Task description —
Give the number of lines in the data that contain "role", and nothing more.

Data extract —
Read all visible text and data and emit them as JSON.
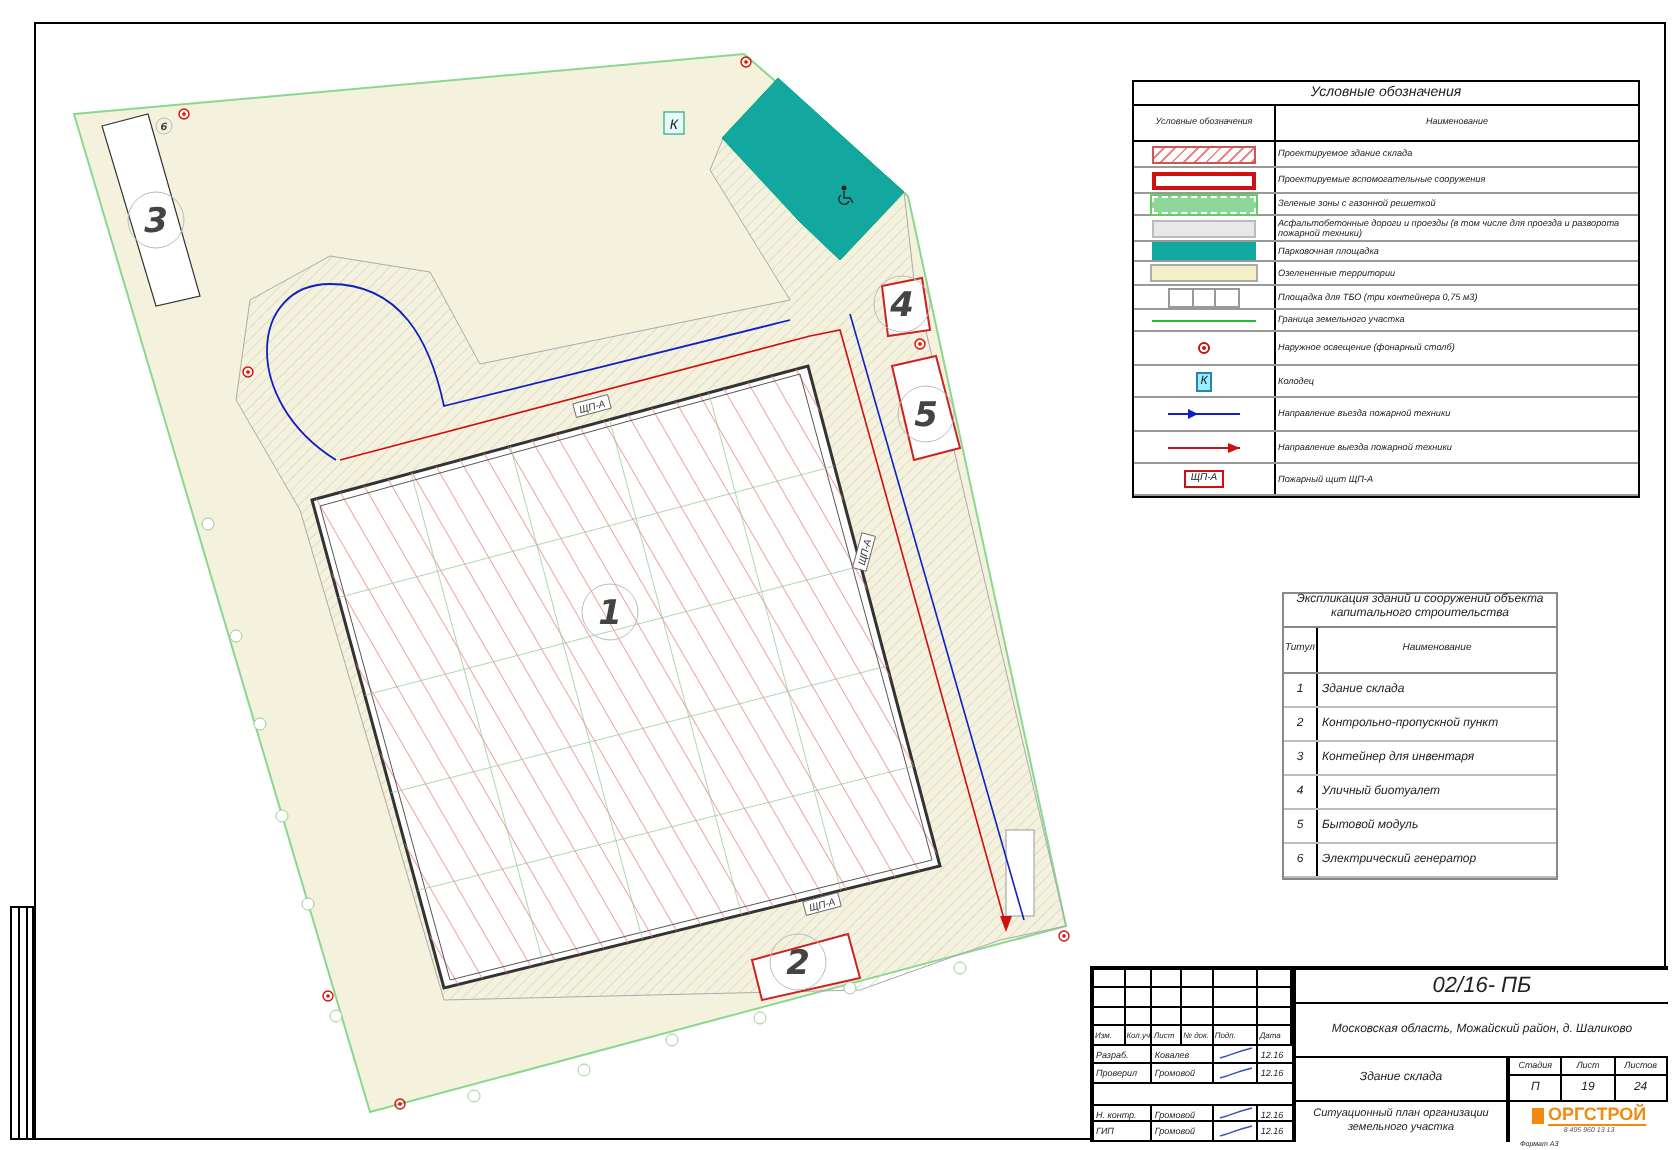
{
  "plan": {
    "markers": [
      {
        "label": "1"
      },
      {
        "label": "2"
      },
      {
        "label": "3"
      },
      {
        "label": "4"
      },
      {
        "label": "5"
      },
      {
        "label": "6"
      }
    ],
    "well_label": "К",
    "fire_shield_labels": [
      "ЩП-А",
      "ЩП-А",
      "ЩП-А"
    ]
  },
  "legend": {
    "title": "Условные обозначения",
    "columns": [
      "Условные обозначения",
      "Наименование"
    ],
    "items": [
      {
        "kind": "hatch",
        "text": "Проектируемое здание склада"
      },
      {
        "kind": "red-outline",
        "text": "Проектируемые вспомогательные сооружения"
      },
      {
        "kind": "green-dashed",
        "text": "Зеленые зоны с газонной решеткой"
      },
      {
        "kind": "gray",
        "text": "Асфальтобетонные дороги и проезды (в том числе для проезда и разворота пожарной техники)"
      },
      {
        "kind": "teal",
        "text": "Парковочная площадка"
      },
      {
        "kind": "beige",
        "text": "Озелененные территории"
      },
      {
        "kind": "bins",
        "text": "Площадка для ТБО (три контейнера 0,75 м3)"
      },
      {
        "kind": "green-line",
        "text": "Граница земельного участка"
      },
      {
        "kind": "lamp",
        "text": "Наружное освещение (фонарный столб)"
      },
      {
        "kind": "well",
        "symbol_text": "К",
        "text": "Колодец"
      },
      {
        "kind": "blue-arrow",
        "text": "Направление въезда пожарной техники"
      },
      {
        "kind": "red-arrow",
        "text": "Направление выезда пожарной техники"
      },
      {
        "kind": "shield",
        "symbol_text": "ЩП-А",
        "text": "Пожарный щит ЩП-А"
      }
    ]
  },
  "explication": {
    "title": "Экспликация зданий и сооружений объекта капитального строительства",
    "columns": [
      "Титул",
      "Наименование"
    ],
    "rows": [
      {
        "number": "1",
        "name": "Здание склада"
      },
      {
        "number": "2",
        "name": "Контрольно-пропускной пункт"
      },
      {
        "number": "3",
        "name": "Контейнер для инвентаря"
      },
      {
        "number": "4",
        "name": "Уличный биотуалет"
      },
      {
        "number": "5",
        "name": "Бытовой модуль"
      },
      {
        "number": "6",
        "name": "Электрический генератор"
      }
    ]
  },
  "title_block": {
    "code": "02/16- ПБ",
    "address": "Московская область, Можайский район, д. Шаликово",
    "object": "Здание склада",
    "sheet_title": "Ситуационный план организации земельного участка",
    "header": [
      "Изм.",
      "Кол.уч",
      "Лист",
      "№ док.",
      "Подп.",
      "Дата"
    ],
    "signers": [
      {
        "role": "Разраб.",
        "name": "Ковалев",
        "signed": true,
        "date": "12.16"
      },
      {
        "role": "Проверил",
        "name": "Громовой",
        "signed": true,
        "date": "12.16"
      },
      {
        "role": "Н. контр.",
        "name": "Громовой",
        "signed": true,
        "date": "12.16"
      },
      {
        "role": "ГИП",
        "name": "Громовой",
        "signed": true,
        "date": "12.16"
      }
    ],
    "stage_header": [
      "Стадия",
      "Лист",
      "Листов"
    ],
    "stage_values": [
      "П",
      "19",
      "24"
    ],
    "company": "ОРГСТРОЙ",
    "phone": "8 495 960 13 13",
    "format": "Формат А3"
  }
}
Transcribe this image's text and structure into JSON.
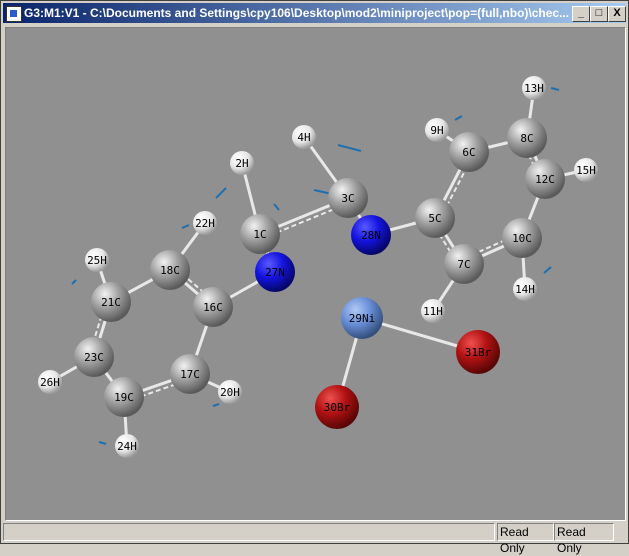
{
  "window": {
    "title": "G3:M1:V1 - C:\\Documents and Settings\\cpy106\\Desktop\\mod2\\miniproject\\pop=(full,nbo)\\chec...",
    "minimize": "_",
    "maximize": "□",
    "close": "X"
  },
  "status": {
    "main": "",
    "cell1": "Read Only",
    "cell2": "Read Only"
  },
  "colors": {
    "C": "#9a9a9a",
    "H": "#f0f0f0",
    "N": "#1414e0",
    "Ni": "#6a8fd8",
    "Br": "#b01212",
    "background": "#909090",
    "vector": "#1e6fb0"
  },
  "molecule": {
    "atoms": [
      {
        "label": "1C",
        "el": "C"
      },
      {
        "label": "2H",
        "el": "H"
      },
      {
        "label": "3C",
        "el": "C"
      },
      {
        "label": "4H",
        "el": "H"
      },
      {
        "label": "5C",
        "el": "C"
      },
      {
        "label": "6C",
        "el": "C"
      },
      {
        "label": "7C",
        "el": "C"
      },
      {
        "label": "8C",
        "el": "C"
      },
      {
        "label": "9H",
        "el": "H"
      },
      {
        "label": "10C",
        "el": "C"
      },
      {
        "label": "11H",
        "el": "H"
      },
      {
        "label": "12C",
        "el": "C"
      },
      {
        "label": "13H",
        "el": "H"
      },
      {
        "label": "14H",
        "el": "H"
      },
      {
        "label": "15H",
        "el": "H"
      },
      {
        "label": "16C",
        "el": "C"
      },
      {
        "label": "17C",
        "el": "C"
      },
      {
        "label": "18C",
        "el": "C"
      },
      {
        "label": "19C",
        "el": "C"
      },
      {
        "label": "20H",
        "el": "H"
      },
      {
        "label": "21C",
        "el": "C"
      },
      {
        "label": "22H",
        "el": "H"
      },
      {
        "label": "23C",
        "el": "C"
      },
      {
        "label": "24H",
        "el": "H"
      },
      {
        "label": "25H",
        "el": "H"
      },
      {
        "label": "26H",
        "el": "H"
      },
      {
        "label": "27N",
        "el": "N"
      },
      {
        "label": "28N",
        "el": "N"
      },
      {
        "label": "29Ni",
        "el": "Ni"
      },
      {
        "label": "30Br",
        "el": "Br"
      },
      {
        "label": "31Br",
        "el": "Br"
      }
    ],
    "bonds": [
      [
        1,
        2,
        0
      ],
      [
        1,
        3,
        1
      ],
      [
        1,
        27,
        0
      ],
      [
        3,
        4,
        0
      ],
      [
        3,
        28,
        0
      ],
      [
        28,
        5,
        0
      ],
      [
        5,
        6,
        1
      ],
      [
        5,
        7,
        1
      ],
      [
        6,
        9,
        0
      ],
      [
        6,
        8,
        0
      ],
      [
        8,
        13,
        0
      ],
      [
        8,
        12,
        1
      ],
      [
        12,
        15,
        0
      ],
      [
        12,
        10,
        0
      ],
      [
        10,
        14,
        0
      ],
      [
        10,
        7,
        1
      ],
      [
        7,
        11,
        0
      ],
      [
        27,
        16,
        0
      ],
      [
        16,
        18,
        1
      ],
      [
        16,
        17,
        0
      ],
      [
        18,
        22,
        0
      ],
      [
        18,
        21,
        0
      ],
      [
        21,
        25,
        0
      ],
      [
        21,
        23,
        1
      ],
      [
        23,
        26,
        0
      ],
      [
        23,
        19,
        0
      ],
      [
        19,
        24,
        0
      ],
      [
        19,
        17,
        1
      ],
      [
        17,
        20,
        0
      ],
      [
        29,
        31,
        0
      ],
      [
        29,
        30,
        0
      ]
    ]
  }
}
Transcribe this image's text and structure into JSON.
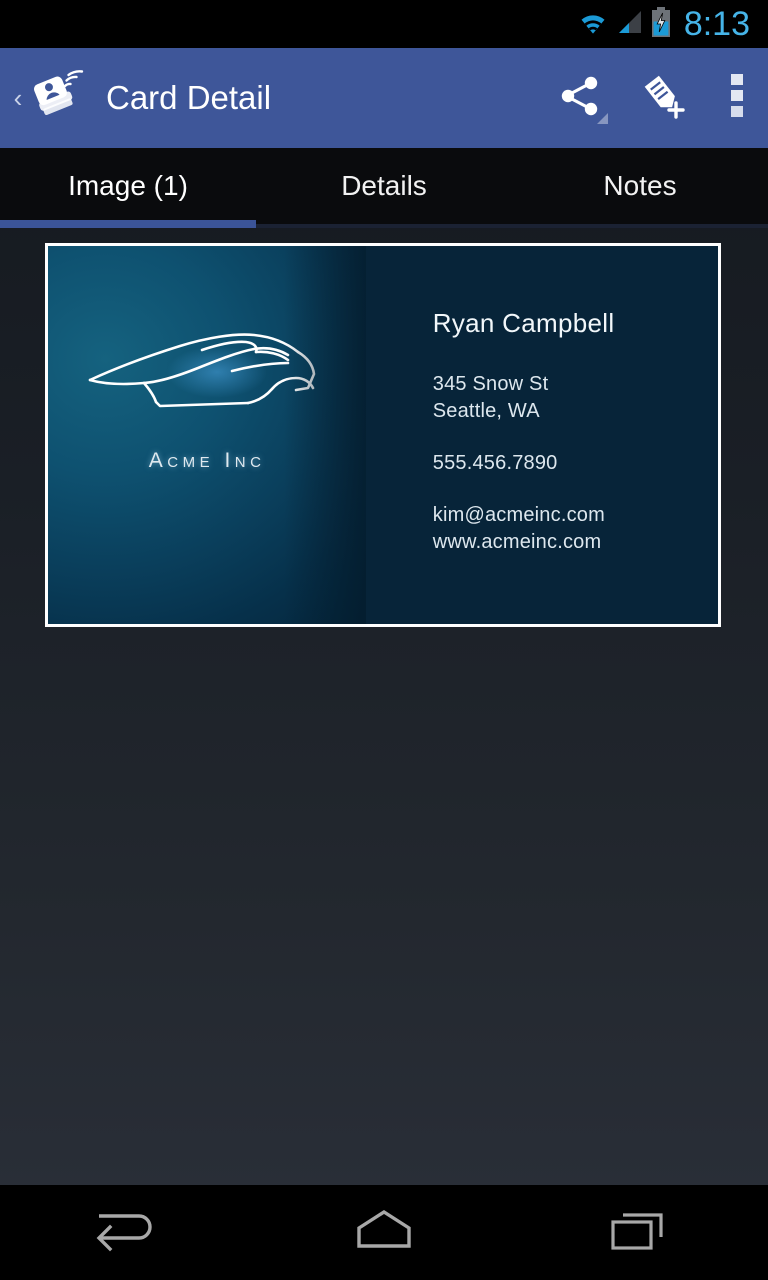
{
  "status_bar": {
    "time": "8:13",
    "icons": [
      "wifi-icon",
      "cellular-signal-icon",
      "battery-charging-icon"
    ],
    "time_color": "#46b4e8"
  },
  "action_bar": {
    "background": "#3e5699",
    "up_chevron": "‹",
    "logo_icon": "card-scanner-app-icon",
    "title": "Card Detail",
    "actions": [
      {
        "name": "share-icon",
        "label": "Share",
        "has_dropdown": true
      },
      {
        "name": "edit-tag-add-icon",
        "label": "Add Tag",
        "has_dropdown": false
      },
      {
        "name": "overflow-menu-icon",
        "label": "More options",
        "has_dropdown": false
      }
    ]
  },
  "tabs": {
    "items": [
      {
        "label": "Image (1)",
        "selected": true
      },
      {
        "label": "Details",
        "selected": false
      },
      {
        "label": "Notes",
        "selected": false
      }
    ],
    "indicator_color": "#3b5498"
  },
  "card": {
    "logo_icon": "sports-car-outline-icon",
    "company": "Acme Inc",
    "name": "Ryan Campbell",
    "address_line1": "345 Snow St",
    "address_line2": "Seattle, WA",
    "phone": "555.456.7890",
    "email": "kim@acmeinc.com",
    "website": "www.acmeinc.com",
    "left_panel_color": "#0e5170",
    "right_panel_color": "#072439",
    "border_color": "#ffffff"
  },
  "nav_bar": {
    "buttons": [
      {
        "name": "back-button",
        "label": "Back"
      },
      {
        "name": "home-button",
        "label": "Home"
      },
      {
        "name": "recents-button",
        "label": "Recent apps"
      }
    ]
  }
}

Task response —
4